======== Material provided
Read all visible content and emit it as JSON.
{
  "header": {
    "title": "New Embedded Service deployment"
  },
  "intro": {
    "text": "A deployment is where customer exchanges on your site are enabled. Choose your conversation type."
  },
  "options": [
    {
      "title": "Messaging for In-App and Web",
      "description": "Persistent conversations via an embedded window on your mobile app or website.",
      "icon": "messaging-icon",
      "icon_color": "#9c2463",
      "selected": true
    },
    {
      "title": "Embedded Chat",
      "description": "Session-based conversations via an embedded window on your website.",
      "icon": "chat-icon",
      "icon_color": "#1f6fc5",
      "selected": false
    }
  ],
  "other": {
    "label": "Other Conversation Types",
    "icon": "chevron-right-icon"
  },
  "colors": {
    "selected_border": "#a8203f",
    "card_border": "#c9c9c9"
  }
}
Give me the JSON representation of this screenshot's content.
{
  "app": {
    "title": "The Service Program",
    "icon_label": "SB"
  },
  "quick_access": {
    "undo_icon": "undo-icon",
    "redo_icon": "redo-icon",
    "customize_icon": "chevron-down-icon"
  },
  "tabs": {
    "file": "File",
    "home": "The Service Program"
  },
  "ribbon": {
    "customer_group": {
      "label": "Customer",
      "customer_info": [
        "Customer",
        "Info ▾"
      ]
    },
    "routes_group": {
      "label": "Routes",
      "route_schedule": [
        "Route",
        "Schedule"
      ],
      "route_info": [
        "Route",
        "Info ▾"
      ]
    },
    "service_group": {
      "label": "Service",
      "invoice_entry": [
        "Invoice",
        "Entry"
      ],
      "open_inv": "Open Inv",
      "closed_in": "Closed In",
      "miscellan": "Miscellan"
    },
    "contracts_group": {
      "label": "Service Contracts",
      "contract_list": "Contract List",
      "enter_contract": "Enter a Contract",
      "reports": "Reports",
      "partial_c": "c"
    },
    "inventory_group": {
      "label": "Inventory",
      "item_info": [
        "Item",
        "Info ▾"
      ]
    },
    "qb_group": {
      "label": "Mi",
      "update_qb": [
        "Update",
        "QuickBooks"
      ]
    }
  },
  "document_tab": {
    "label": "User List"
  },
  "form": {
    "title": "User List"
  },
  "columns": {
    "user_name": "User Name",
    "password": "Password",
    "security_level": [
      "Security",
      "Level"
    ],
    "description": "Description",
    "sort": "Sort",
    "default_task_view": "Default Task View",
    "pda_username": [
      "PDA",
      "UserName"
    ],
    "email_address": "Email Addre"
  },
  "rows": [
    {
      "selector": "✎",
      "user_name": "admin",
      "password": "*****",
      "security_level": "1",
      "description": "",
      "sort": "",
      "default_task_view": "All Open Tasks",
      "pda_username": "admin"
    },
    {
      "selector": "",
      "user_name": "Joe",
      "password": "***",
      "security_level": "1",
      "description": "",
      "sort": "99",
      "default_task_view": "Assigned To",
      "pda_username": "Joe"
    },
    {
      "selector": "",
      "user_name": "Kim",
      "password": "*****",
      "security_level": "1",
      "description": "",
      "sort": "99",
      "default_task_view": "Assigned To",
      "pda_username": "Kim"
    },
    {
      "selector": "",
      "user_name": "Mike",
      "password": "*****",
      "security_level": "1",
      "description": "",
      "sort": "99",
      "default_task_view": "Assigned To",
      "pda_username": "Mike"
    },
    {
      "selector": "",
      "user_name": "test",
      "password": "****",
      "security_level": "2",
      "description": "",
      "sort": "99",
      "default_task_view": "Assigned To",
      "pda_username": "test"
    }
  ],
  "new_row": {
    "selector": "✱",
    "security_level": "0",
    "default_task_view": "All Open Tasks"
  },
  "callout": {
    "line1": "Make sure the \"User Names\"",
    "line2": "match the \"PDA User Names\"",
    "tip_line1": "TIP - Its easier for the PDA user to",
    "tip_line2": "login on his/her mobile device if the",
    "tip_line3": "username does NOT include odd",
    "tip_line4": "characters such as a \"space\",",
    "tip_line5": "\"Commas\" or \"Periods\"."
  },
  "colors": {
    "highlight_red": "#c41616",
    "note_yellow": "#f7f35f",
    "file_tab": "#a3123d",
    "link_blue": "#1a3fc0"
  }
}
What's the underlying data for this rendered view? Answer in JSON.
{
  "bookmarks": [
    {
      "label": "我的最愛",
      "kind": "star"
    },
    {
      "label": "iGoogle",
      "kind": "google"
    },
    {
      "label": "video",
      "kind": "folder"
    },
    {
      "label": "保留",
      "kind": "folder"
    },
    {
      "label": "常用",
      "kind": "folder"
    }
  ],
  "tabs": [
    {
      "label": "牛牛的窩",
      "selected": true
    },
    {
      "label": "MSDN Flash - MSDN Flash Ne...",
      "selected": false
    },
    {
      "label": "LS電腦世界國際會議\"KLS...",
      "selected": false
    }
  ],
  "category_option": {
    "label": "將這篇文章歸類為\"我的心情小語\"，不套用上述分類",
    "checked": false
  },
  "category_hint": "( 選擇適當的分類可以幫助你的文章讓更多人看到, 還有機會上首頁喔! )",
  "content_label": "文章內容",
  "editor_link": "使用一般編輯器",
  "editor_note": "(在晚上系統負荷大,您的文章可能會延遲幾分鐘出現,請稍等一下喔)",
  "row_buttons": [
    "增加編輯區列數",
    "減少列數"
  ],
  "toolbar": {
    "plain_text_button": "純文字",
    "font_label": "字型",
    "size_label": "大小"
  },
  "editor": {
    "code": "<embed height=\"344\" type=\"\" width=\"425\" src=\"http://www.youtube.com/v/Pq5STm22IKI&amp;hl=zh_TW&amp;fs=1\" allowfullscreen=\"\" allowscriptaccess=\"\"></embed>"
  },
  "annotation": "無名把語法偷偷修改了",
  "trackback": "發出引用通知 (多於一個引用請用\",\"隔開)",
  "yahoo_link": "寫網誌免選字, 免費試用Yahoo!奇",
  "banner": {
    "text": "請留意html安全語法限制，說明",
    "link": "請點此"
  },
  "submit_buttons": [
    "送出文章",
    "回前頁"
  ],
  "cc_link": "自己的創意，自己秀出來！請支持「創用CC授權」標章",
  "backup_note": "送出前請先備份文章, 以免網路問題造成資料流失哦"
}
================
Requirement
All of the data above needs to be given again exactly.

Result of this exercise
Read all visible content and emit it as JSON.
{
  "header": {
    "title": "New Embedded Service deployment"
  },
  "intro": {
    "text": "A deployment is where customer exchanges on your site are enabled. Choose your conversation type."
  },
  "options": [
    {
      "title": "Messaging for In-App and Web",
      "description": "Persistent conversations via an embedded window on your mobile app or website.",
      "icon": "messaging-icon",
      "icon_color": "#9c2463",
      "selected": true
    },
    {
      "title": "Embedded Chat",
      "description": "Session-based conversations via an embedded window on your website.",
      "icon": "chat-icon",
      "icon_color": "#1f6fc5",
      "selected": false
    }
  ],
  "other": {
    "label": "Other Conversation Types",
    "icon": "chevron-right-icon"
  },
  "colors": {
    "selected_border": "#a8203f",
    "card_border": "#c9c9c9"
  }
}
Give me the JSON representation of this screenshot's content.
{
  "app": {
    "title": "The Service Program",
    "icon_label": "SB"
  },
  "quick_access": {
    "undo_icon": "undo-icon",
    "redo_icon": "redo-icon",
    "customize_icon": "chevron-down-icon"
  },
  "tabs": {
    "file": "File",
    "home": "The Service Program"
  },
  "ribbon": {
    "customer_group": {
      "label": "Customer",
      "customer_info": [
        "Customer",
        "Info ▾"
      ]
    },
    "routes_group": {
      "label": "Routes",
      "route_schedule": [
        "Route",
        "Schedule"
      ],
      "route_info": [
        "Route",
        "Info ▾"
      ]
    },
    "service_group": {
      "label": "Service",
      "invoice_entry": [
        "Invoice",
        "Entry"
      ],
      "open_inv": "Open Inv",
      "closed_in": "Closed In",
      "miscellan": "Miscellan"
    },
    "contracts_group": {
      "label": "Service Contracts",
      "contract_list": "Contract List",
      "enter_contract": "Enter a Contract",
      "reports": "Reports",
      "partial_c": "c"
    },
    "inventory_group": {
      "label": "Inventory",
      "item_info": [
        "Item",
        "Info ▾"
      ]
    },
    "qb_group": {
      "label": "Mi",
      "update_qb": [
        "Update",
        "QuickBooks"
      ]
    }
  },
  "document_tab": {
    "label": "User List"
  },
  "form": {
    "title": "User List"
  },
  "columns": {
    "user_name": "User Name",
    "password": "Password",
    "security_level": [
      "Security",
      "Level"
    ],
    "description": "Description",
    "sort": "Sort",
    "default_task_view": "Default Task View",
    "pda_username": [
      "PDA",
      "UserName"
    ],
    "email_address": "Email Addre"
  },
  "rows": [
    {
      "selector": "✎",
      "user_name": "admin",
      "password": "*****",
      "security_level": "1",
      "description": "",
      "sort": "",
      "default_task_view": "All Open Tasks",
      "pda_username": "admin"
    },
    {
      "selector": "",
      "user_name": "Joe",
      "password": "***",
      "security_level": "1",
      "description": "",
      "sort": "99",
      "default_task_view": "Assigned To",
      "pda_username": "Joe"
    },
    {
      "selector": "",
      "user_name": "Kim",
      "password": "*****",
      "security_level": "1",
      "description": "",
      "sort": "99",
      "default_task_view": "Assigned To",
      "pda_username": "Kim"
    },
    {
      "selector": "",
      "user_name": "Mike",
      "password": "*****",
      "security_level": "1",
      "description": "",
      "sort": "99",
      "default_task_view": "Assigned To",
      "pda_username": "Mike"
    },
    {
      "selector": "",
      "user_name": "test",
      "password": "****",
      "security_level": "2",
      "description": "",
      "sort": "99",
      "default_task_view": "Assigned To",
      "pda_username": "test"
    }
  ],
  "new_row": {
    "selector": "✱",
    "security_level": "0",
    "default_task_view": "All Open Tasks"
  },
  "callout": {
    "line1": "Make sure the \"User Names\"",
    "line2": "match the \"PDA User Names\"",
    "tip_line1": "TIP - Its easier for the PDA user to",
    "tip_line2": "login on his/her mobile device if the",
    "tip_line3": "username does NOT include odd",
    "tip_line4": "characters such as a \"space\",",
    "tip_line5": "\"Commas\" or \"Periods\"."
  },
  "colors": {
    "highlight_red": "#c41616",
    "note_yellow": "#f7f35f",
    "file_tab": "#a3123d",
    "link_blue": "#1a3fc0"
  }
}
What's the underlying data for this rendered view? Answer in JSON.
{
  "bookmarks": [
    {
      "label": "我的最愛",
      "kind": "star"
    },
    {
      "label": "iGoogle",
      "kind": "google"
    },
    {
      "label": "video",
      "kind": "folder"
    },
    {
      "label": "保留",
      "kind": "folder"
    },
    {
      "label": "常用",
      "kind": "folder"
    }
  ],
  "tabs": [
    {
      "label": "牛牛的窩",
      "selected": true
    },
    {
      "label": "MSDN Flash - MSDN Flash Ne...",
      "selected": false
    },
    {
      "label": "LS電腦世界國際會議\"KLS...",
      "selected": false
    }
  ],
  "category_option": {
    "label": "將這篇文章歸類為\"我的心情小語\"，不套用上述分類",
    "checked": false
  },
  "category_hint": "( 選擇適當的分類可以幫助你的文章讓更多人看到, 還有機會上首頁喔! )",
  "content_label": "文章內容",
  "editor_link": "使用一般編輯器",
  "editor_note": "(在晚上系統負荷大,您的文章可能會延遲幾分鐘出現,請稍等一下喔)",
  "row_buttons": [
    "增加編輯區列數",
    "減少列數"
  ],
  "toolbar": {
    "plain_text_button": "純文字",
    "font_label": "字型",
    "size_label": "大小"
  },
  "editor": {
    "code": "<embed height=\"344\" type=\"\" width=\"425\" src=\"http://www.youtube.com/v/Pq5STm22IKI&amp;hl=zh_TW&amp;fs=1\" allowfullscreen=\"\" allowscriptaccess=\"\"></embed>"
  },
  "annotation": "無名把語法偷偷修改了",
  "trackback": "發出引用通知 (多於一個引用請用\",\"隔開)",
  "yahoo_link": "寫網誌免選字, 免費試用Yahoo!奇",
  "banner": {
    "text": "請留意html安全語法限制，說明",
    "link": "請點此"
  },
  "submit_buttons": [
    "送出文章",
    "回前頁"
  ],
  "cc_link": "自己的創意，自己秀出來！請支持「創用CC授權」標章",
  "backup_note": "送出前請先備份文章, 以免網路問題造成資料流失哦"
}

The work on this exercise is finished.